Problem:
Among the lines listed below, count those that include the string "experiences", and state only the count.

Extracted information:

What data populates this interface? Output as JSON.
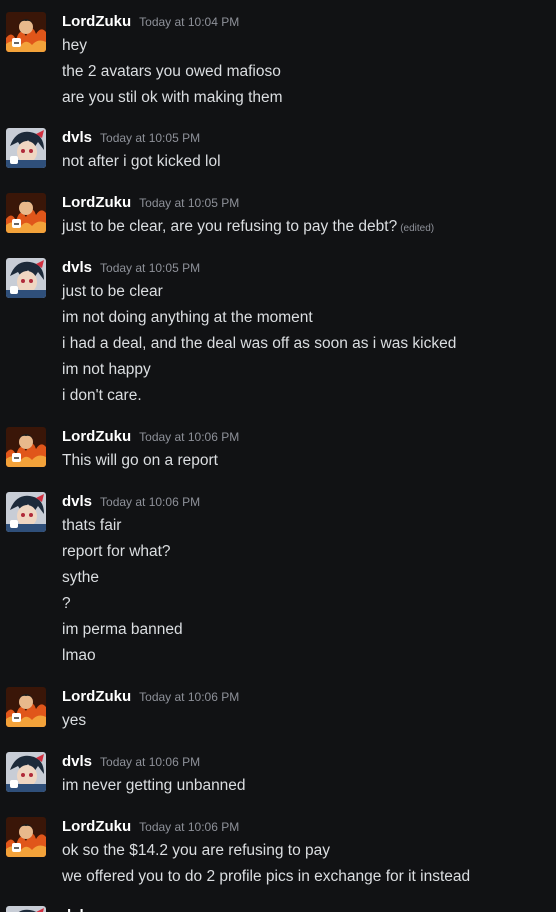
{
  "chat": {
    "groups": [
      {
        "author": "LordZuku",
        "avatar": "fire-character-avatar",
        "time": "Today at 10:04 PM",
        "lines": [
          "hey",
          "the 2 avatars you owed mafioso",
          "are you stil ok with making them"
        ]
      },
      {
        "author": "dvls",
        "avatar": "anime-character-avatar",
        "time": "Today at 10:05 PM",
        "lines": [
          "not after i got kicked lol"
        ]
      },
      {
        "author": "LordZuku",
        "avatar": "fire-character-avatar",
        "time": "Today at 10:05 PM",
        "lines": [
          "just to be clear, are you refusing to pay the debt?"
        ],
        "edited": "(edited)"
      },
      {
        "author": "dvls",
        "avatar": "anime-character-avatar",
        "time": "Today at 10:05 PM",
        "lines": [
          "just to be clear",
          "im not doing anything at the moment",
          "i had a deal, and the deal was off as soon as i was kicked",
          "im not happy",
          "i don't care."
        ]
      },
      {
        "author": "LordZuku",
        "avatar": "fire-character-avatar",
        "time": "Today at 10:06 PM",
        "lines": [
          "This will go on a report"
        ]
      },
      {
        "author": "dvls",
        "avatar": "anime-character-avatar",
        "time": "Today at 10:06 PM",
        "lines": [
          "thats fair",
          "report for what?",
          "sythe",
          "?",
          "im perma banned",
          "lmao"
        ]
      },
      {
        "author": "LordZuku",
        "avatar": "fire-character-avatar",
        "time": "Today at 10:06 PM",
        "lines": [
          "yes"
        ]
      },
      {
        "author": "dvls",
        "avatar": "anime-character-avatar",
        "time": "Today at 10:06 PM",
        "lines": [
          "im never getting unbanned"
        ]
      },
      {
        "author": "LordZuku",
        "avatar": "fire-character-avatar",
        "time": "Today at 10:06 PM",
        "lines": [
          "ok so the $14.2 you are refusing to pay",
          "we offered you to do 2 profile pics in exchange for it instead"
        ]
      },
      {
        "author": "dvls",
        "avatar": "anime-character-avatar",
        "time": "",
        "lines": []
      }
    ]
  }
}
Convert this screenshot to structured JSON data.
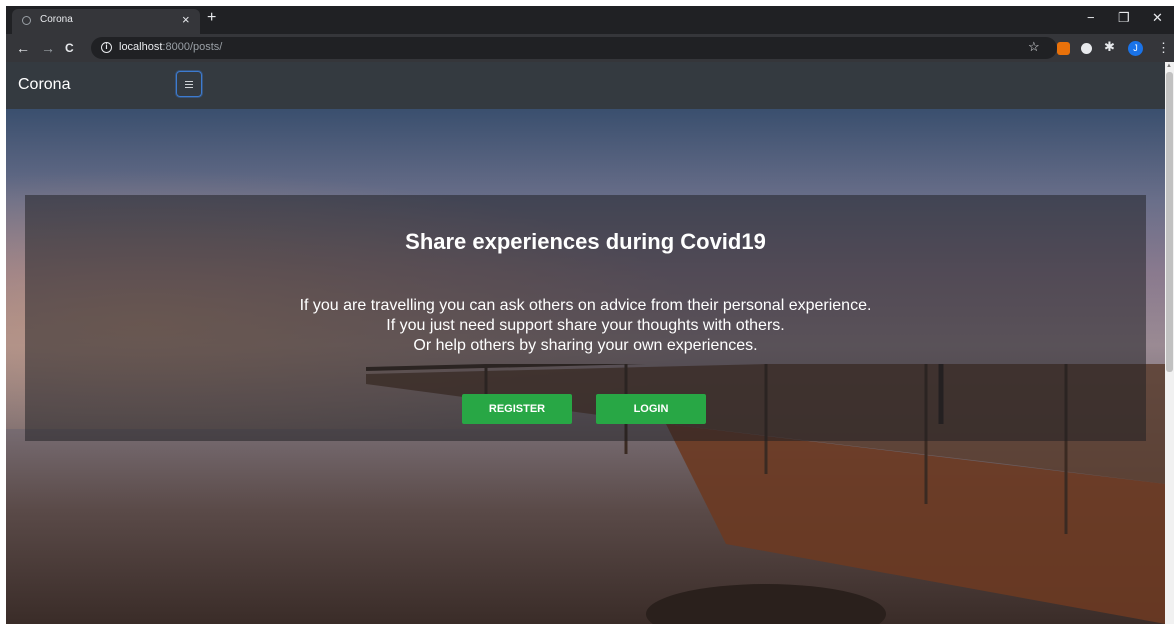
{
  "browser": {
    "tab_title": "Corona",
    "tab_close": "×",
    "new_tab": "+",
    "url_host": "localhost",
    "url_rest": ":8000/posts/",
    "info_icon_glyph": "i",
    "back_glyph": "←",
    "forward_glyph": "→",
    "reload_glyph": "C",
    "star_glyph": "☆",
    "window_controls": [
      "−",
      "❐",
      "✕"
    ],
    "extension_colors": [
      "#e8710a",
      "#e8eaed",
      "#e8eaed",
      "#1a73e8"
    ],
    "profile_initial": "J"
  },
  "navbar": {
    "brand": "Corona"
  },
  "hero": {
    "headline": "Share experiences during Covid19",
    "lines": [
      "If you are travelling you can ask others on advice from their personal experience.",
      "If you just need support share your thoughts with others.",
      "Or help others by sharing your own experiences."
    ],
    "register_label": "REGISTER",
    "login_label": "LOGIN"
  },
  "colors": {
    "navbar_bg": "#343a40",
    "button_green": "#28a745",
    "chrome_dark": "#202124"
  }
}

Output of the task:
2